Demands raised by the Indian businessmen for reviving the economy have to be assessed in this backdrop. First demand is that land acquisition and environment and forest clearances should be made easy; and GST implemented speedily. Indeed these will help raising investment but, as shown above, they will also add to the burden of welfare expenditures and higher taxation. The net impact on businesses is not likely to be very positive. Second demand is that rates of taxes should be reduced. In particular Minimum Alternative Tax should be applied restrictively and not to infrastructure. GAAR should be kept on hold. It is simply not possible for the Government to do this in view of its need to raise revenues. Third demand is for lower interest rates. This again is not possible in view of the burgeoning fiscal deficit incurred, largely, for buying votes. These propositions cannot help us attain high rates of growth because the welfare burden will continue to increase. I daresay Man Mohan Singh and his team of economists do not have a solution to this problem at all. They do not factor in the negative impact of the so-called pro-growth policies on people and consequently on the increased demand on the welfare system.
My suggestion is to put in place targeted restrictions on businesses for employment generation. Technologies that add small amounts to production but kill large number of jobs should be banned. Examples would be that of harvesters, excavators, bottled soft drinks and power looms. This would spontaneously create a large number of jobs, reduce the burden on welfare programmes and lead to lower rate of taxes being imposed on the businesses. Indeed there will be loss to businesses in these selected sectors but I reckon restrictions will have to be imposed only on few businesses.
Second suggestion is to move from unemployment to employment subsidies. Welfare programmes such as MNREGA and Indira Awas that aim to increase consumption directly should be replaced with employment subsidies. The Government should come up with a scheme to give tax relief and even subsidies to businesses having a high number of workers per rupee of value added. Simultaneously labour laws should be simplified. This will provide encouragement to businesses to employ larger numbers of workers in productive activities.
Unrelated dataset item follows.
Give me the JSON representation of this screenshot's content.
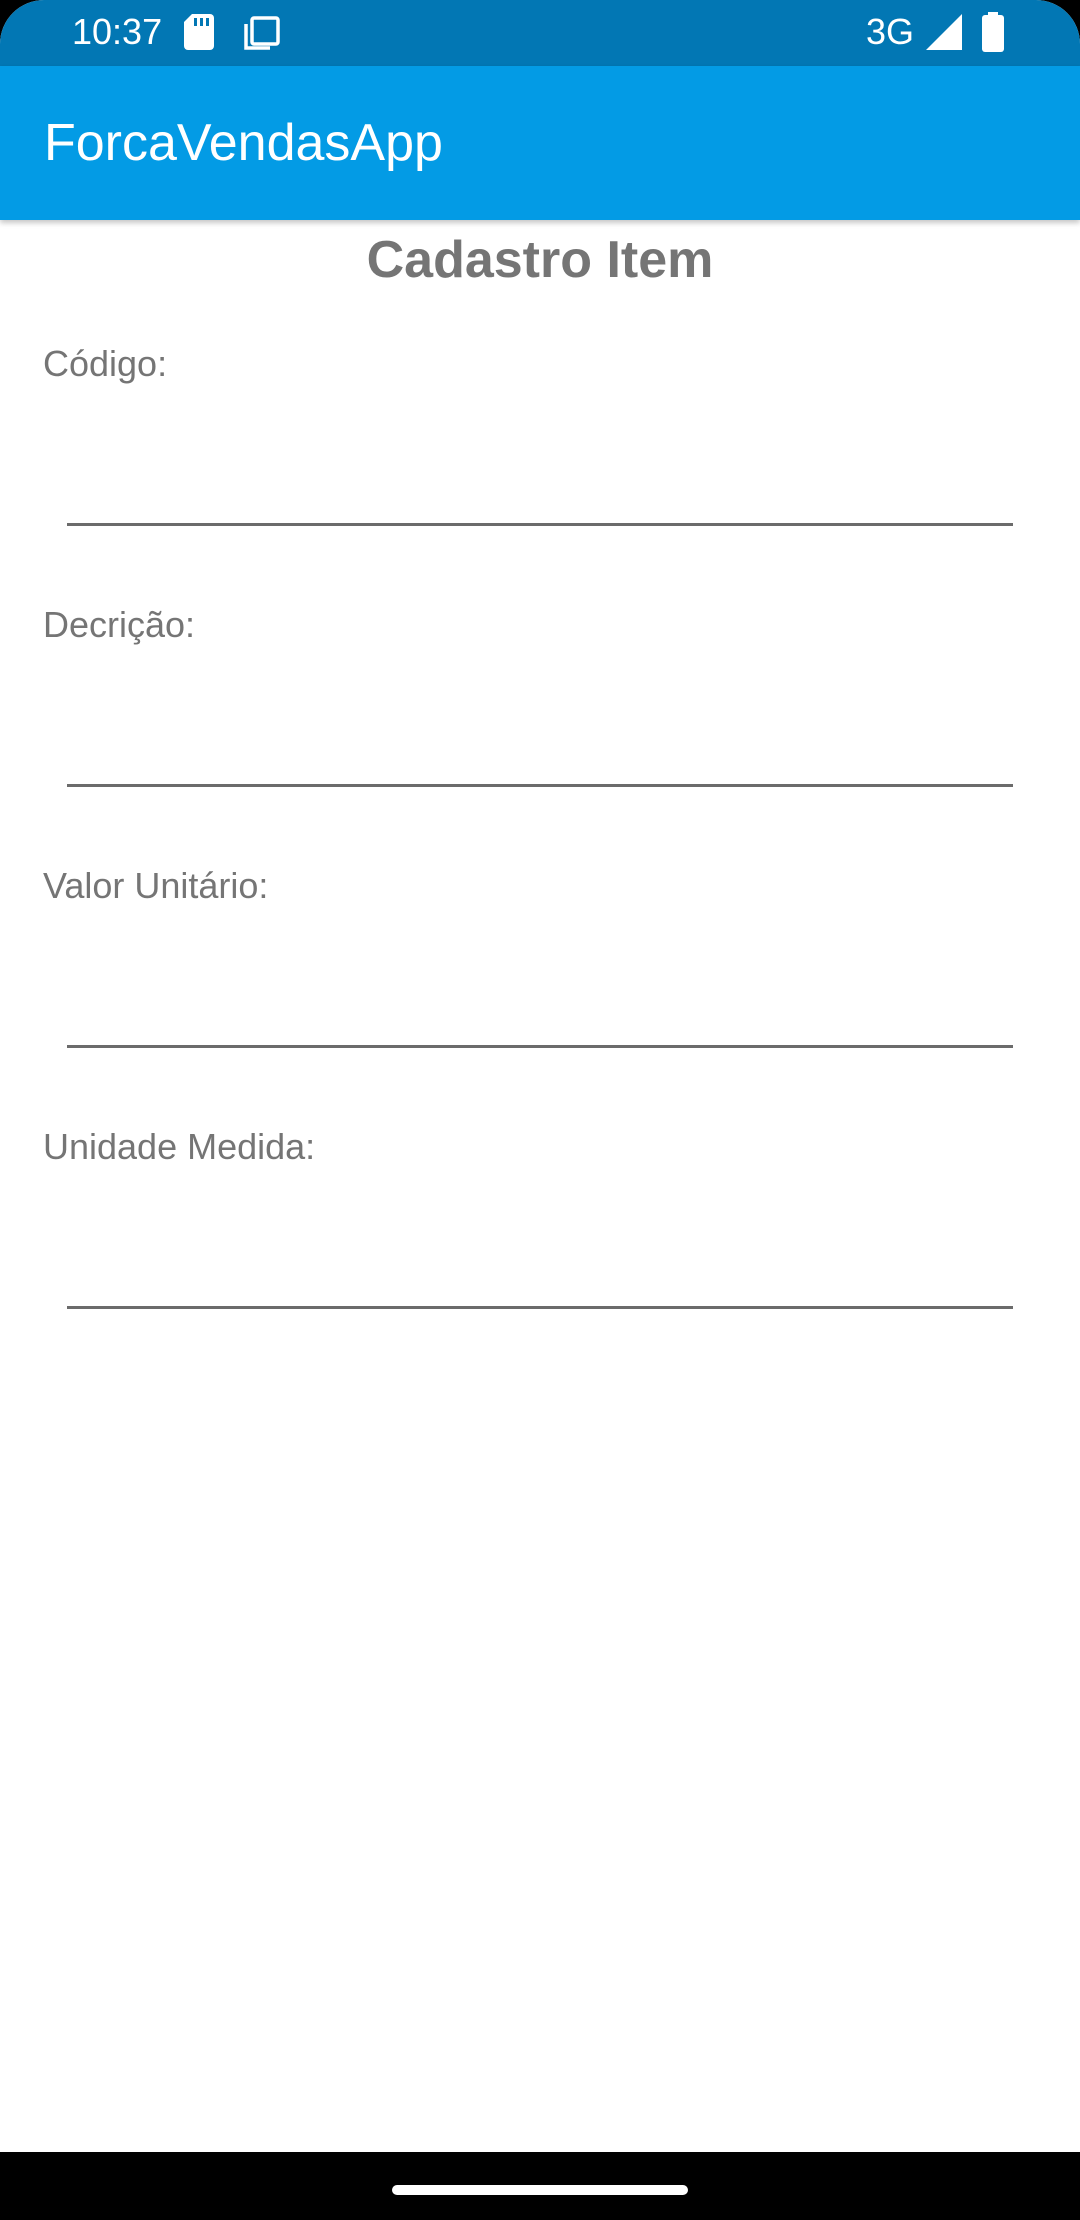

Third suggestion is to improve the quality of government expenditures. The present audit system has utterly failed. A system of external public audit is required. Public hearings should be done regarding the efficiency of senior government officials including the IAS and IPS. Suggestions like GST, lower taxes and interest rates are out of sync with the ground reality.